"Ah," I said, "but is it REALLY!?"
That got their attention ;)
As older children, I will get them going on "challenges" much more quickly than I would do with 3 year olds. But they must demonstrate certain competencies on some skills before moving on:
- keep a stack of beanbags on the head without tipping before getting to use ONE beanbag with a small glass of water half-full
- use that small half-full glass before one that is filled to the brim
- walk while carrying objects before carrying a bell - aiming for silence
- walk while carrying the bell silently before carrying one object on top of another within the hands
- walk heel toe successfully and prove control of self/will and control of movement before walking on the line blindfolded (blindfolded is one person at a time on the line; otherwise more than one child can work with it).
We have a green crocheted (chain stitch) yarn line for each atrium, with it being picked up by the knot (which indicates where to get on and off - children must commit to going around the whole way when they get on, and they can go around as many times as they like, but they MUST complete a circuit if they start it), hook that part into a slit on the cardboard tube, wrap it all around the tube and clip the end into another slit. Keeps it all together and flexible for the atrium spaces where a permanent line is not an option.
In my Wednesday evening atrium, one 6th grade boy who insists he does not remember being in the atrium for sacramental preparation in 2nd grade, spoke up when someone said that walking a line on the floor was way too easy. "Oh NO it's NOT!" he said. "Ah! He remembers being in the atrium in 2nd grade with me!" to which he replied, "Yeah, I suppose I do - I didn't even know that I remembered that - but I do remember that walking on the line is NOT easy!"
One 4th grade girl, whom I had in kindergarten in a level 1 atrium (along with a boy in her school class who likely had genuine ADHD and was very well-served by the line activity) also remembered that it wasn't so easy as one would think. She had an eager look on her face because she remembered some of the challenges being very fun - and very tricky. The other 4th graders had a different catechist their kindergarten year; and the 5th graders did not get the line in their sacramental preparation. The other 6th graders remembered it and were also interested, though they did not seem just too overly exuberant ;) They didn't need it or use it as much as the one boy above.
The girl from the level 1 atrium had a strong experience, because I heavily use it, where the other catechists in the area didn't/don't emphasize it quite so much. More this year in level 1 for sure they are, because there are more people in there that want that Montessori flavor - and there is a great Montessori co-op room (teehe - that's the room I rent for a Montessori co-op), complete with an elliptical line that they can use when the children are preparing themselves to come into the atrium.

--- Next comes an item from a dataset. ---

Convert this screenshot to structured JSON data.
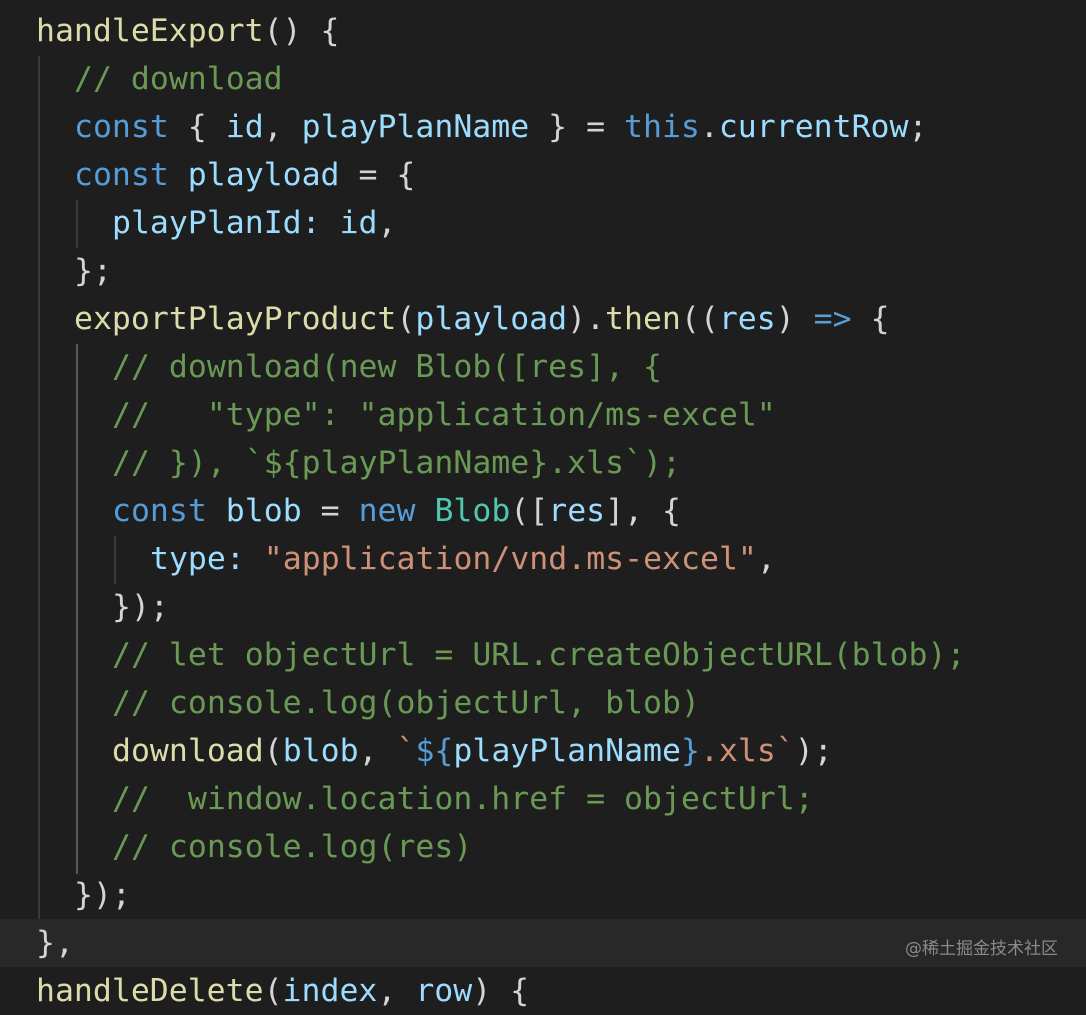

It will be interesting to see the differences in the children and attempt to observe how much of the normalization of the children is directly impacted by the use of this key Montessori work compared to previous years where it was under-used or totally ignored.